● What you will do
Take each line from the entries that holds "glyph" and copy it out.

Saved data entries:
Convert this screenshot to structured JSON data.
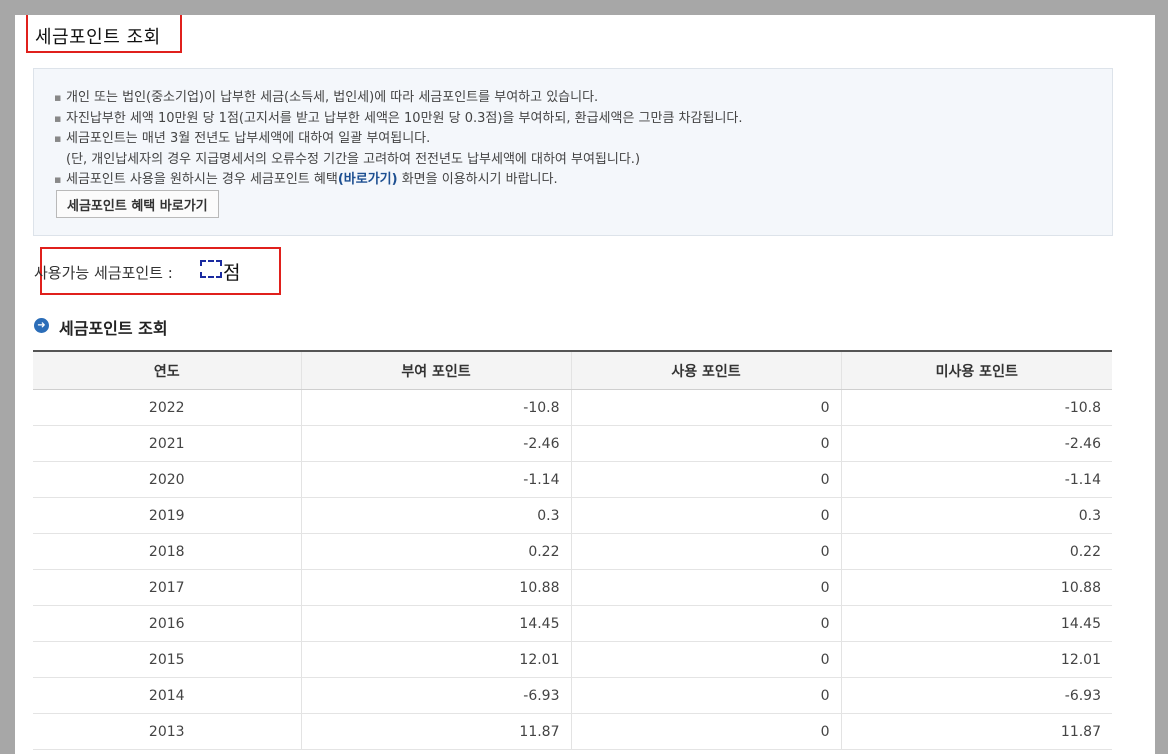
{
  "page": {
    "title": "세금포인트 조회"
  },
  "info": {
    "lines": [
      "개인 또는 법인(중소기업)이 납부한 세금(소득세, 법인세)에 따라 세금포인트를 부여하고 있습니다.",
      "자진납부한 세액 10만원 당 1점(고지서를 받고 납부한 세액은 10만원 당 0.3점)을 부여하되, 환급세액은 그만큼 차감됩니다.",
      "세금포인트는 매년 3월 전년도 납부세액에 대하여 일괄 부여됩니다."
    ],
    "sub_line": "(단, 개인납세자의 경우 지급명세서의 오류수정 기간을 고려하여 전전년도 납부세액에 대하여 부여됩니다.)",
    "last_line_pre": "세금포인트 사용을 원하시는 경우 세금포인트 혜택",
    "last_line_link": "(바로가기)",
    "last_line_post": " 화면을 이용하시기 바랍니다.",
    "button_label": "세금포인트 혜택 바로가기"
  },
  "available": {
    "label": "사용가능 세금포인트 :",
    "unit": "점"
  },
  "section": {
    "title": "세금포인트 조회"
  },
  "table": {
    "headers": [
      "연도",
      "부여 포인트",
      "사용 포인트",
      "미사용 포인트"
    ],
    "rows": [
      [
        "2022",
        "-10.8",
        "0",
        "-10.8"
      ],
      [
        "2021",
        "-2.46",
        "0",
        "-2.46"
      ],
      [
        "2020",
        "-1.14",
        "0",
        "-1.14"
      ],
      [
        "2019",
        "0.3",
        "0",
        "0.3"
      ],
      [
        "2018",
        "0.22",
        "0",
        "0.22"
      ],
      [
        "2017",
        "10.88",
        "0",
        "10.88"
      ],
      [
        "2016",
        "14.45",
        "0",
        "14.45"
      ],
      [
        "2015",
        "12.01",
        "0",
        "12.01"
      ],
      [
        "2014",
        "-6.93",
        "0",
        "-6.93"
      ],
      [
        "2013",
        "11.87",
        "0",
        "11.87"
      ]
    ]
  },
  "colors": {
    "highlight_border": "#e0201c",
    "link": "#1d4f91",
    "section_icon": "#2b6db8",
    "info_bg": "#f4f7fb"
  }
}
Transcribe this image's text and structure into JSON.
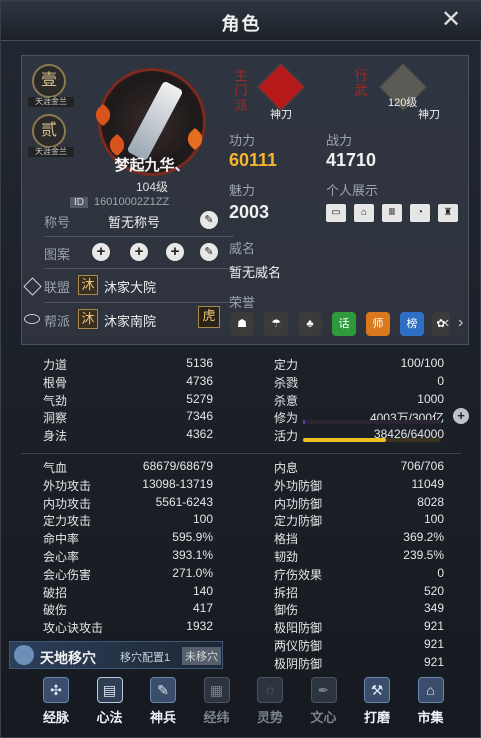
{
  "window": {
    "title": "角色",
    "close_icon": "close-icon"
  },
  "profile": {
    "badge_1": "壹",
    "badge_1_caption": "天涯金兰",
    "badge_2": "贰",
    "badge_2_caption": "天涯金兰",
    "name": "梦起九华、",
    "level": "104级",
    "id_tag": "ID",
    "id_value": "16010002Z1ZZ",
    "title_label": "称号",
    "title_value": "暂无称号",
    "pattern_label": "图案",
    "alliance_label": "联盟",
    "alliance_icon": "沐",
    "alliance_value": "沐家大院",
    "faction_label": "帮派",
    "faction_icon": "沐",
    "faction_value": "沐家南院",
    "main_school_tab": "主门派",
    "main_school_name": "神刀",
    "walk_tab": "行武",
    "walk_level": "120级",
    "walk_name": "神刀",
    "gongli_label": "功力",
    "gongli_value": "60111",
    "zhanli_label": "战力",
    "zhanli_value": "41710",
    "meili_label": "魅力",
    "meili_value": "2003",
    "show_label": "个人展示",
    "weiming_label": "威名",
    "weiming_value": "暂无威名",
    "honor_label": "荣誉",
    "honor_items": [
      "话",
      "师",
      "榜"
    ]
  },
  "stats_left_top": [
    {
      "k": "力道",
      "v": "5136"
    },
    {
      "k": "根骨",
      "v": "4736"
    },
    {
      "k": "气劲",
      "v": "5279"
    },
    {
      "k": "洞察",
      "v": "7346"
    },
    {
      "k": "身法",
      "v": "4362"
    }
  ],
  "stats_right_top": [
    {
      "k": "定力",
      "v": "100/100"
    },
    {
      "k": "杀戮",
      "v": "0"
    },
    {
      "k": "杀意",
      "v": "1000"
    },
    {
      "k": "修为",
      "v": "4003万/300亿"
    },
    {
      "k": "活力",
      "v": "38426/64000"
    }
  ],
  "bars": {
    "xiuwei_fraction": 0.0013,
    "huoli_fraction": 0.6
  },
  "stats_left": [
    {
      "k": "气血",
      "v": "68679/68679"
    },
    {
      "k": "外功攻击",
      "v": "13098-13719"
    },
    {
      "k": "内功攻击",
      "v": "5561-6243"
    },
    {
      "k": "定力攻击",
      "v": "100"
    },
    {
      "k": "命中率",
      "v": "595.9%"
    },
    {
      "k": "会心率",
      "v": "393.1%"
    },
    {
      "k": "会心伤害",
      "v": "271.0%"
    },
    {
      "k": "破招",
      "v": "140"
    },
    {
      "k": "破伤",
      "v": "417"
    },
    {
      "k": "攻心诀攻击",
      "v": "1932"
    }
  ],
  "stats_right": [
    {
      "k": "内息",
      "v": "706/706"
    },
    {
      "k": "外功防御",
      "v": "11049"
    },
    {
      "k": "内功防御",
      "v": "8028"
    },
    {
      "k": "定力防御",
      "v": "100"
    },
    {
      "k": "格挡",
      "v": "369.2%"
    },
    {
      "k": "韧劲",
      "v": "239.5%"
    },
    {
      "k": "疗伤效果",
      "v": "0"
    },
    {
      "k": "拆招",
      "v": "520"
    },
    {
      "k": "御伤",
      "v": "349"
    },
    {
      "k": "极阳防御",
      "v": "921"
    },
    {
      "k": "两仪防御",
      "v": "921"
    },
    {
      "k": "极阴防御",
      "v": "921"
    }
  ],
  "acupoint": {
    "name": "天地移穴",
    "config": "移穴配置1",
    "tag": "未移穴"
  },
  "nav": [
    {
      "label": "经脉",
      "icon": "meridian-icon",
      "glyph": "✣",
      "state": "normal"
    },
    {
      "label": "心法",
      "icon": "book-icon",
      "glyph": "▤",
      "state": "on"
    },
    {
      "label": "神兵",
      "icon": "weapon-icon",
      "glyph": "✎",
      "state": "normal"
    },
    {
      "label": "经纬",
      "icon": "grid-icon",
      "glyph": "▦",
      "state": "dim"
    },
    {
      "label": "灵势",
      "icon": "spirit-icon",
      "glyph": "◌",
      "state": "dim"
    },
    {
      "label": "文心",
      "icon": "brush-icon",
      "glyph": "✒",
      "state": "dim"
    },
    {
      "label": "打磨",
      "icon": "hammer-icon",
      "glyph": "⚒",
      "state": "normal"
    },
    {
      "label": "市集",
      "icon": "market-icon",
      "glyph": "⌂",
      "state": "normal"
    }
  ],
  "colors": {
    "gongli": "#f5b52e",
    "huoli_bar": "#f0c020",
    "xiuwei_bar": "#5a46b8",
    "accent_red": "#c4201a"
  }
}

● Solution to the exercise
      "glyph": "✣",
      "glyph": "▤",
      "glyph": "✎",
      "glyph": "▦",
      "glyph": "◌",
      "glyph": "✒",
      "glyph": "⚒",
      "glyph": "⌂",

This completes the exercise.